Deputy Inspector Ali Gauher Soomro was the first of a list of 50 witnesses to take the stand. He testified that the bombing occurred at 11:15 a.m. on June 14. Soomro was hit in the shoulder by flying debris caused by the blast. He said that 18 vehicles were damaged by the blast, but he could not identify which car contained the bomb.

The defendants, Mohammed Imran, Mohammed Hanif and Mohammed Ashraf are charged with conspiracy, murder and terrorism in the car-bombing. All the charges carry the death penalty.

Police allege the three are members of the outlawed militant organization Harkat-ul-Mujahedeen al-Almi, an offshoot of a major militant group fighting the Indian-controlled part of Kashmir.

For security reasons, the proceedings are taking place inside a secured room of the heavily guarded Central Prison in Karachi where the defendants are detained.

The trial will resume on Wednesday.

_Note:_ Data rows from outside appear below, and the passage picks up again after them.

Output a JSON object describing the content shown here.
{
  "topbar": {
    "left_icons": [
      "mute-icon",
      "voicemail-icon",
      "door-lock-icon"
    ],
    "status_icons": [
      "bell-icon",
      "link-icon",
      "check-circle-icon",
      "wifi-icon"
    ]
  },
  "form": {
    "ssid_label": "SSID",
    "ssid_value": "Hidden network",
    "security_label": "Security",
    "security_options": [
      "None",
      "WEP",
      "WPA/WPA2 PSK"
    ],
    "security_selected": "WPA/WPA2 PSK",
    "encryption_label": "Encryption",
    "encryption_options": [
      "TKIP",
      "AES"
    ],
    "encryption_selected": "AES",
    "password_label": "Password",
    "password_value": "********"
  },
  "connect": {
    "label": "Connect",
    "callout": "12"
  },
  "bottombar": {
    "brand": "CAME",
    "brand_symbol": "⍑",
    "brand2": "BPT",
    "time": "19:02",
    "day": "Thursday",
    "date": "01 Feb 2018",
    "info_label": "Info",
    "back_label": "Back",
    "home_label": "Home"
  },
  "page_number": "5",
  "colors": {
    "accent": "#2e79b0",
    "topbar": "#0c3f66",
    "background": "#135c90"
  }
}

The three men, along with a Pakistani paramilitary ranger, are also suspected of plotting an assassination attempt against President Gen. Pervez Musharraf. A court hearing on that case is scheduled for next Saturday.